Soon after, agricultural output decreased sharply.
‘One of Africa’s bad boys’
Despite his pariah status in the West, analysts say Mugabe’s anti-Western tirades have propelled his popularity at home.
To some, he commands respect for challenging the status quo and retaining his image as a critic of former colonial powers, said Ayo Johnson, director of Viewpoint Africa, which sells Africa content to media outlets.
“Mugabe … is one of Africa’s bad boys and wears his medal with pride,” Johnson said in a past interview. “He who stands up and shouts the most is usually revered.”
Few African leaders have as willfully and spitefully taunted the West, a major source of donor aid, as Mugabe has.
His anti-West tirades especially target Britain and the United States, which he accuses of colonialism.
“Keep your pink nose out of our affairs, please,” he told the United States last week in response to criticism of his push for elections without key reforms.
Agyemang says Mugabe’s bold economic policies are moving the nation forward.
“Mugabe is more than just a politician, he leads a cause, or as his militant supporters would say, he has become the cause itself,” Agyemang said in The Guardian piece. “And the cause has something to do with giving back the African his dignity well beyond symbols of nominal independence.”
No longer a breadbasket
In recent years, political rivals have accused him of turning a nation once known as the breadbasket of southern Africa into one racked by hunger and once sky-high inflation.
But Mugabe has clung to power at all costs.
In 2008, his party lost to his closest rival, Tsvangirai, who did not get enough votes to avoid a runoff. Opposition party supporters were beaten, tortured and killed, rights groups said, and Tsvangirai withdrew from the runoff in protest. The post-election violence left about 200 people dead and thousands injured.
Regional leaders dismissed that election as a sham and pressured the two to form a power-sharing agreement, which led to a tense coalition in 2009. Mugabe’s main opponent became his prime minister, and the squabbles continued.
Born in February 1924 in then-Rhodesia to a carpenter father, Mugabe spent his early career as a teacher.
His first wife died in 1992, and he married his current wife, Grace, four years later.

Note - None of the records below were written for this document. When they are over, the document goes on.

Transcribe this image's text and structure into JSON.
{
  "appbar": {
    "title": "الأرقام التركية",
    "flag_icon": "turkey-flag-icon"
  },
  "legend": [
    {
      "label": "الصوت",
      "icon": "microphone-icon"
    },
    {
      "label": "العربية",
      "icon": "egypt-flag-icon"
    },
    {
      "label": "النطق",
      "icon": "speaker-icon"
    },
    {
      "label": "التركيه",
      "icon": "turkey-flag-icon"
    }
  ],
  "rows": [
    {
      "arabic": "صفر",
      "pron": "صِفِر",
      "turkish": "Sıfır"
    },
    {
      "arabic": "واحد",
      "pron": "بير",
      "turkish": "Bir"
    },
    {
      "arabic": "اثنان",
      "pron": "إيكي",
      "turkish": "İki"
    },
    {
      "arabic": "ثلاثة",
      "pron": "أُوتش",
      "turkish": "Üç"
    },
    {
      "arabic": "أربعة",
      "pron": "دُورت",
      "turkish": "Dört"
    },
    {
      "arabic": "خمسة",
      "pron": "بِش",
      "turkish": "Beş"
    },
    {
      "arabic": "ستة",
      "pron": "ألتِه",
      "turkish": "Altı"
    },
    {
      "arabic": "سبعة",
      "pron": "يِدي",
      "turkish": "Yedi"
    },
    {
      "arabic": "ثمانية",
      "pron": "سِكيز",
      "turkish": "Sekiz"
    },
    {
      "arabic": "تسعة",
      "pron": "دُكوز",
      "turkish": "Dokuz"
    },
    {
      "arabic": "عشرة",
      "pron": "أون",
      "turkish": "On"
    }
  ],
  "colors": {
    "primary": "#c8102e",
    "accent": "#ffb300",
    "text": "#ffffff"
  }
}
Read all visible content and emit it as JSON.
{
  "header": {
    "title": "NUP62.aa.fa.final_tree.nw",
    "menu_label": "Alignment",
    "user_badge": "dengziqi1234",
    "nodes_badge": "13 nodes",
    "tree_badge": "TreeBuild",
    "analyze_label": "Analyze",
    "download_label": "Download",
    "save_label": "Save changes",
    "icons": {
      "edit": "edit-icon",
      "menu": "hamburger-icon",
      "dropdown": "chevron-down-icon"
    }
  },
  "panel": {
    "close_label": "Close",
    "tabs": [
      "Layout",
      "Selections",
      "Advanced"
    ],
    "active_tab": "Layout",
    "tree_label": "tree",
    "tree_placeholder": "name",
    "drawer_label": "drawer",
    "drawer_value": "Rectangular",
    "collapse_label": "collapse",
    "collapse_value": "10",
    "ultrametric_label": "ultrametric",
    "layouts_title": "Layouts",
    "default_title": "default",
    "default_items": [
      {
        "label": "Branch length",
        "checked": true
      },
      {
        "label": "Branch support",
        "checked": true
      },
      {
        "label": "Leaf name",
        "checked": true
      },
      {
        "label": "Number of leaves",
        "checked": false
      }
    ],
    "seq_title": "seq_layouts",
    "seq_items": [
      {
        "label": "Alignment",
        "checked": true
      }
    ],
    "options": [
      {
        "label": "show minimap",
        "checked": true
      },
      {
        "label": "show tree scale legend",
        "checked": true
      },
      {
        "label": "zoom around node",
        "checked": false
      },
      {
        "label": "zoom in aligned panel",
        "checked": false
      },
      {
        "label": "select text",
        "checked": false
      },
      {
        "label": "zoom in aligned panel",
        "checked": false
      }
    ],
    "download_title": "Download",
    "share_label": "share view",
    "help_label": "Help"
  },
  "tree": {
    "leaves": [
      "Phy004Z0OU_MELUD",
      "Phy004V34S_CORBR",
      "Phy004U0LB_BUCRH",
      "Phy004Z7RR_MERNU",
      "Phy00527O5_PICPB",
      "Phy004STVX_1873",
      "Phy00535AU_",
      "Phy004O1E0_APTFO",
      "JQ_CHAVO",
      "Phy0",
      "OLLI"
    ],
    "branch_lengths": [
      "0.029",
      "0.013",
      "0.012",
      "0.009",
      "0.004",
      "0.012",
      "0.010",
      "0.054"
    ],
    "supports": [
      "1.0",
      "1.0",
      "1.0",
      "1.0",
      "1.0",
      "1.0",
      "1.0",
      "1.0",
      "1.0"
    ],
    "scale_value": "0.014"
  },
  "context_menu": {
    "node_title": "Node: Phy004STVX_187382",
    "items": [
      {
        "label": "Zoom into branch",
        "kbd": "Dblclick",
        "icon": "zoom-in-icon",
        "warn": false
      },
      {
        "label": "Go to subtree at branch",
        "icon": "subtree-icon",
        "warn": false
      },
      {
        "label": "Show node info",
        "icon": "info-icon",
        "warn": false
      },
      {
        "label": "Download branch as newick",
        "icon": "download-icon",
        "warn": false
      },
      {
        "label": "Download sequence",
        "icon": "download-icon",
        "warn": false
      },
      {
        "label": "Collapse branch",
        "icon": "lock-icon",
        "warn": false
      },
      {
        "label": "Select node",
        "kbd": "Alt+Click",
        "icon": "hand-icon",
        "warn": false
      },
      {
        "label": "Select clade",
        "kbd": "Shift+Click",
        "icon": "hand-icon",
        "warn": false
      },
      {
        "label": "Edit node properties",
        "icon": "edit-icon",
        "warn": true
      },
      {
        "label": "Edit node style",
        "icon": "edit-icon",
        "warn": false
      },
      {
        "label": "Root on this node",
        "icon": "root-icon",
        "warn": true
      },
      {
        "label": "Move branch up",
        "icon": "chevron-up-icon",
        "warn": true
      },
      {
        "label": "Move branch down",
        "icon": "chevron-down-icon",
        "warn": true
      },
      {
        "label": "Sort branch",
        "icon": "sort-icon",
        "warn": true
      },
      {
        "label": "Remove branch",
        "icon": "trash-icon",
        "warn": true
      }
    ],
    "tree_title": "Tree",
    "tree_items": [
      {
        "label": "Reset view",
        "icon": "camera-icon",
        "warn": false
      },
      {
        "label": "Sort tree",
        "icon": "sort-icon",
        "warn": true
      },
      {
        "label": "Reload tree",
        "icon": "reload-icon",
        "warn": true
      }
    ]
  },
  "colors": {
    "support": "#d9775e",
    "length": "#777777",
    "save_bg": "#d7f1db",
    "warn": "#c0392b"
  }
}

They have two sons and one daughter.
Mugabe has university degrees in education, economics, administration and law from the University of London.
In 2002, the European Union imposed sanctions on Mugabe and his allies, including travel bans, accusing Zimbabwe of human rights violations.
in 2008, the United Kingdom stripped Mugabe of an honorary knighthood awarded by Queen Elizabeth II. Later that year, the nation plunged into post-election violence.
The European Union eased the sanctions after a successful referendum on a new constitution in March of this year but called for credible elections.
As he has continued to lash out at the West, donors have distanced themselves, sending Zimbabwe on a downward economic spiral.
By 2008, the nation’s inflation had soared to 200 million percent. Food shelves were empty, and a loaf of bread cost about 300 billion Zimbabwean dollars.
International isolation continued to hit the economy as corruption remained rife.
Despite widespread poverty, the nation has made major strides in its economy in recent years, experts say. There is food on the shelves, schools and hospitals are open and farming is showing signs of recovery.
Since 2010, the nation’s gross domestic product “has grown by an average of over 7% and inflation has remained in the low single digits,” the International Monetary Fund said last month. “Government revenues have more than doubled from 16% of GDP in 2009 to an estimated 36% of GDP in 2012, allowing the restoration of basic public services.”
Illness has come with Mugabe’s advancing age.
He has reportedly made regular trips to Singapore for medical treatment amid growing concerns about his health. In 2011, public documents showed he amassed a staggering $29 million in travel expenses. WikiLeaks released cables detailing party members’ reports that he is suffering from cancer, which he has denied.
Despite the reports, a Freedom House survey last year showed that Mugabe’s party was regaining its popularity.
CNN’s Paul Armstrong contributed to this report.